LONDON (Reuters) - People who live near busy roads laden with heavy traffic face a higher risk of developing dementia than those living further away, according to researchers in Canada.
A study published in The Lancet medical journal found that people who lived within 50 metres (55 yards) of high-traffic roads had a 7.0 percent higher chance of developing dementia compared to those who lived more than 300 metres away from busy roadways.
"Air pollutants can get into the blood stream and lead to inflammation, which is linked with cardiovascular disease and possibly other conditions such as diabetes. This study suggests air pollutants that can get into the brain via the blood stream can lead to neurological problems," said Ray Copes, an environmental and occupational health expert at Public Health Ontario (PHO) who conducted the study with colleagues from Canada's Institute for Clinical Evaluative Sciences.

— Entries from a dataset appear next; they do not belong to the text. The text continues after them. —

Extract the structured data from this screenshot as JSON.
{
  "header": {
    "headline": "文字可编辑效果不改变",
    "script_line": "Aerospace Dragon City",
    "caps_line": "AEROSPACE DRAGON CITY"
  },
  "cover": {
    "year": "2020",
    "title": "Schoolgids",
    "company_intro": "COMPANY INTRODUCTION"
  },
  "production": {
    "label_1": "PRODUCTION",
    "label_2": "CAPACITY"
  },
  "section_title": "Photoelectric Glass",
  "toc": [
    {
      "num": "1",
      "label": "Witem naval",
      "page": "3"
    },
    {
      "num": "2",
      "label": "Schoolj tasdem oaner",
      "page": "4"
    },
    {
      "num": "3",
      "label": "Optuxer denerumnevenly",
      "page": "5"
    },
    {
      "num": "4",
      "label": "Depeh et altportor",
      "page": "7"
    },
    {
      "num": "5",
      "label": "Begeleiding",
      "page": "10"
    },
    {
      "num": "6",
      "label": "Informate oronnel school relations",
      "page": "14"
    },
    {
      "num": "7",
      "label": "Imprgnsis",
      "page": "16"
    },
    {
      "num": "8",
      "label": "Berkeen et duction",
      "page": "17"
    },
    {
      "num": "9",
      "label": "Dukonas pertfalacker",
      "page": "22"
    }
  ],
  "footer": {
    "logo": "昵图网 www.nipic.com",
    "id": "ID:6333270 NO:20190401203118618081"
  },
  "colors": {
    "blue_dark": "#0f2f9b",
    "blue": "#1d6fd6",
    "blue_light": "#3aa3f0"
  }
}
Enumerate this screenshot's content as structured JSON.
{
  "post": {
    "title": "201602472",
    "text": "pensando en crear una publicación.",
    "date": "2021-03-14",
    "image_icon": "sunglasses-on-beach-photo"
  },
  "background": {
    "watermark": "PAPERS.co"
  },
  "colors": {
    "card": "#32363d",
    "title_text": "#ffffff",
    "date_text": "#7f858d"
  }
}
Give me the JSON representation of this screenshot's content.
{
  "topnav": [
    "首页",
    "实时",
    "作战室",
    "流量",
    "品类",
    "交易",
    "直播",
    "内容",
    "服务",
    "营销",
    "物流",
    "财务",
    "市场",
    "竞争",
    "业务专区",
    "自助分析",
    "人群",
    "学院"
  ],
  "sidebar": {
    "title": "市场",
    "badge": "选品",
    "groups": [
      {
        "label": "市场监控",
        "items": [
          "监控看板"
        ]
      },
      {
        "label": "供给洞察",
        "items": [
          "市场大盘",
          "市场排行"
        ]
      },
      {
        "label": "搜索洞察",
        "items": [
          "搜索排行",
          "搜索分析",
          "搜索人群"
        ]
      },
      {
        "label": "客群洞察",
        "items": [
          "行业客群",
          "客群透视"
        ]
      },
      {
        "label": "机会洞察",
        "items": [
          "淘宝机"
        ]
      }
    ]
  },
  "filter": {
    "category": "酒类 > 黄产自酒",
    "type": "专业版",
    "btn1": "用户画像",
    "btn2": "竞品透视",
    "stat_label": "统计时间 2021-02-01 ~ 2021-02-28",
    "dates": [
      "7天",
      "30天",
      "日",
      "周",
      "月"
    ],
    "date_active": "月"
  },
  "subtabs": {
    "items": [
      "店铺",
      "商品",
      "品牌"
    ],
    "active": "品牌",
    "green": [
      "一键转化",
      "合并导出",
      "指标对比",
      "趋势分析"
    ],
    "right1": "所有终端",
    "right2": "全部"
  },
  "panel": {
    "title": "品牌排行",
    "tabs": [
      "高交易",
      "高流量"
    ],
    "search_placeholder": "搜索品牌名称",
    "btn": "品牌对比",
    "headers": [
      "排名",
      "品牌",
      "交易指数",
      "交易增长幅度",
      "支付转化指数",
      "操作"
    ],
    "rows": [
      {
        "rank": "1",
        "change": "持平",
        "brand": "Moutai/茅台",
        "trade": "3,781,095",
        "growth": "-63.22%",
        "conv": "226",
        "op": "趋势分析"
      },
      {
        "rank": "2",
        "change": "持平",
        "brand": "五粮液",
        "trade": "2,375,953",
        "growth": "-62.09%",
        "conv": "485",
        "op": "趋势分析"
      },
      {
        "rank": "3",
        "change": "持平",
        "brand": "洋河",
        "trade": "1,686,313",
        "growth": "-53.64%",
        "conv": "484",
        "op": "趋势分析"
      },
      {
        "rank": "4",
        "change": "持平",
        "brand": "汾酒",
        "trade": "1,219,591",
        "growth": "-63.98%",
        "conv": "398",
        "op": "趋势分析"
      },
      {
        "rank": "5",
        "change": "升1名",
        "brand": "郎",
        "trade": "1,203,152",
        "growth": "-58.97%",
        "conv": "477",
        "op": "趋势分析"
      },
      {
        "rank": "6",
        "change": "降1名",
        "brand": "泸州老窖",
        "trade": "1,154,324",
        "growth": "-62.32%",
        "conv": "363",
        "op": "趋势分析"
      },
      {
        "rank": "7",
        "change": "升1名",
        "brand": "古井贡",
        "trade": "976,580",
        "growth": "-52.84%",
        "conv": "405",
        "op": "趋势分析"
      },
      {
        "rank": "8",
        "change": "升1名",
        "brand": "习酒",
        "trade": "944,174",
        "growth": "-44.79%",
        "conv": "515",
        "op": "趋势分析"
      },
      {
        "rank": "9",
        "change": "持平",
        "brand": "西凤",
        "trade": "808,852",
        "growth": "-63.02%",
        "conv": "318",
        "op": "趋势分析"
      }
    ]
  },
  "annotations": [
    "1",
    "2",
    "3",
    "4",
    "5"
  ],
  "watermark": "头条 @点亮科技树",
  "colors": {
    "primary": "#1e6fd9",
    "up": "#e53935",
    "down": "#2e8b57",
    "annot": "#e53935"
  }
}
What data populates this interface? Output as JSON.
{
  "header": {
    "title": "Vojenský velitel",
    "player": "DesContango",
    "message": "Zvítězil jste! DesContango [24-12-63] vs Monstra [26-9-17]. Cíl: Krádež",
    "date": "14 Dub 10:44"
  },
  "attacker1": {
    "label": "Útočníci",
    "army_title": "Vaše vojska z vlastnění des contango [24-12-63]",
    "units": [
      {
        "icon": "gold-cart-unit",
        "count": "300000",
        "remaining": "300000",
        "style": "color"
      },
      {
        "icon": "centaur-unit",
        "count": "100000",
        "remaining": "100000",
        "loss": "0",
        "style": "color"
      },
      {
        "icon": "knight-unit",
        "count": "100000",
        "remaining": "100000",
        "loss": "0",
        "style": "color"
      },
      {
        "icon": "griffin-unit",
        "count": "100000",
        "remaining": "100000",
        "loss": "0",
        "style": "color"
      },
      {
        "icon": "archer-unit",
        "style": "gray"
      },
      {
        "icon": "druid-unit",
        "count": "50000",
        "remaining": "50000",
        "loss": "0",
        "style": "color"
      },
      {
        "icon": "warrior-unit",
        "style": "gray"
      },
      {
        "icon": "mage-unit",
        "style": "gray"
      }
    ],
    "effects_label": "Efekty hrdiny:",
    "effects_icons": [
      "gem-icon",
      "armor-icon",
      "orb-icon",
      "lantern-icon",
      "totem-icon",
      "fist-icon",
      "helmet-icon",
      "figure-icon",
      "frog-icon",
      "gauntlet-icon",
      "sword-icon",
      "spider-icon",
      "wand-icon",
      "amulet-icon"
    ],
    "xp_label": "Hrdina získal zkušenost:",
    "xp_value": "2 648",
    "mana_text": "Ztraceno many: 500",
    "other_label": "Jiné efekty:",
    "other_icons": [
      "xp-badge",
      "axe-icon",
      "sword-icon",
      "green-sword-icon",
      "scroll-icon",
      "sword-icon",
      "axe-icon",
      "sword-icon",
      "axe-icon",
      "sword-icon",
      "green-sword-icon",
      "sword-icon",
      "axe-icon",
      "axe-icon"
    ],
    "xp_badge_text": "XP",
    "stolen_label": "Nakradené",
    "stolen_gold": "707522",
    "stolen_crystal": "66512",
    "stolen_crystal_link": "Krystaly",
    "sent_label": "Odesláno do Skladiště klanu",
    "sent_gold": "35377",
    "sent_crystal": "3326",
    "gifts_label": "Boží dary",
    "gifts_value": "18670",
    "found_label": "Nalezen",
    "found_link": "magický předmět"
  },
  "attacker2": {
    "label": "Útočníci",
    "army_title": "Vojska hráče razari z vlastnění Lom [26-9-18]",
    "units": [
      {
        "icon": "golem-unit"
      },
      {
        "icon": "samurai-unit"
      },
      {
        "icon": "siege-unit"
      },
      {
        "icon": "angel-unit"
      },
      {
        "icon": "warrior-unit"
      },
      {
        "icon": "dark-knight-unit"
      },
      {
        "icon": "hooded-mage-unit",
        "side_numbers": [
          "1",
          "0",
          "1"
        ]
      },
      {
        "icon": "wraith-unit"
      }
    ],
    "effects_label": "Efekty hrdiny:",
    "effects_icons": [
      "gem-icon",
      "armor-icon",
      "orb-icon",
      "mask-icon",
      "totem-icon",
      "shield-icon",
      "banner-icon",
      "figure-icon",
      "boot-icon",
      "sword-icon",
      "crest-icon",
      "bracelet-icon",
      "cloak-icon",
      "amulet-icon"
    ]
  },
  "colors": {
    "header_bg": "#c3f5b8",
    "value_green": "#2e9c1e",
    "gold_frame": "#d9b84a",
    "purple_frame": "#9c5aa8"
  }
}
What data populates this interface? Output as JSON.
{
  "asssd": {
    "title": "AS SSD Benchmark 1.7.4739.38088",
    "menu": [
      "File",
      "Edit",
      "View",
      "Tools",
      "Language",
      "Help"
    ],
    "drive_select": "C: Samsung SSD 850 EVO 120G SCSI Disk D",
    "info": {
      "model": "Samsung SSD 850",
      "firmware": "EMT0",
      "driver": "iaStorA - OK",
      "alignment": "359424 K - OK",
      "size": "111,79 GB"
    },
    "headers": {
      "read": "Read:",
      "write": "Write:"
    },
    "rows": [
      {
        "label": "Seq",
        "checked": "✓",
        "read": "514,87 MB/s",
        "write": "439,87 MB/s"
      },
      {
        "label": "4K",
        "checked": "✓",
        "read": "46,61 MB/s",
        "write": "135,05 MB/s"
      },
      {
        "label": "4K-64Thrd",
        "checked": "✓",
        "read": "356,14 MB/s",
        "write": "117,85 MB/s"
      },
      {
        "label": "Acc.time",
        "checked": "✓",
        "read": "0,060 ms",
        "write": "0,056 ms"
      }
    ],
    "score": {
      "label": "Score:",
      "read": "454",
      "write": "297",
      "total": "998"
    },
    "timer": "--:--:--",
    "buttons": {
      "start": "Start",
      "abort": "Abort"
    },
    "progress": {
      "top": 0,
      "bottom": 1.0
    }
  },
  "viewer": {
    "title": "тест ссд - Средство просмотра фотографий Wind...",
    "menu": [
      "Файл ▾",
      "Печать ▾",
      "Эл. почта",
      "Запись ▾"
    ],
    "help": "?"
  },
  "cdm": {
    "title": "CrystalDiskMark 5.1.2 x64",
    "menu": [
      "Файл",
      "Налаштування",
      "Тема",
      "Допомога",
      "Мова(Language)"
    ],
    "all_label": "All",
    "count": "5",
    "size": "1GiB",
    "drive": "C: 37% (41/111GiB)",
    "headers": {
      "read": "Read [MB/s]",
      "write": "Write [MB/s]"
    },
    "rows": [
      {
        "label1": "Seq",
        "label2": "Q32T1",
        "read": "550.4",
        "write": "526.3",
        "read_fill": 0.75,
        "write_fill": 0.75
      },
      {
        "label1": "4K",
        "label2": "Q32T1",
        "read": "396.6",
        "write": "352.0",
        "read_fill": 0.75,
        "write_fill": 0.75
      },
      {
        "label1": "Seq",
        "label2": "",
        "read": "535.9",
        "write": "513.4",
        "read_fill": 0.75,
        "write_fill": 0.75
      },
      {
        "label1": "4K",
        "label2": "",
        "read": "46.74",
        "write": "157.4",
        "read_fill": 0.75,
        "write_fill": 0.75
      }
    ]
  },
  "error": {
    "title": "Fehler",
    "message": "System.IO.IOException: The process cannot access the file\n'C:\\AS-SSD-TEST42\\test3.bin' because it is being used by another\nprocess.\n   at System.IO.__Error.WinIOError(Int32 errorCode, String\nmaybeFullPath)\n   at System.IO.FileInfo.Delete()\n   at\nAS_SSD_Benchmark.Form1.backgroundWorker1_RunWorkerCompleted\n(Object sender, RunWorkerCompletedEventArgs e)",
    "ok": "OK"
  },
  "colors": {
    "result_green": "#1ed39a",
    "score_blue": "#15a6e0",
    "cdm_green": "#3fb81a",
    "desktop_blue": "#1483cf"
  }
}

Dementia is caused by brain diseases, most commonly Alzheimer's disease, which result in the loss of brain cells and affect memory, thinking, behaviour, navigational and spatial abilities and the ability to perform everyday activities.
The World Health Organization estimates the number of people with dementia in 2015 at 47.5 million, and that total is rising rapidly as life expectancy increases and societies age. The incurable condition is a leading cause of disability and dependency, and is starting to overtake heart disease as a cause of death in some developed countries.
Chen's team analysed records of more than 6.5 million Ontario residents aged 20 to 85 and found 243,611 cases of dementia between 2001 and 2012. Then they mapped residents' proximity to major roadways using postal codes.
The increase in the risk of developing dementia went down to 4.0 percent if people lived 50 to 100 metres from major traffic, and to 2.0 percent if they lived within 101 to 200 metres. At more than 200 metres, the elevated risk faded away.
The team also explored links between living close to major roads and Parkinson’s disease and multiple sclerosis - two other major neurological disorders - but the findings suggested no increased risk of these from living near heavy traffic.
The scientists said their results could be used to help town and city planners take traffic conditions and air pollution into account as urban areas become more densely populated.
Editing by Raissa Kasolowsky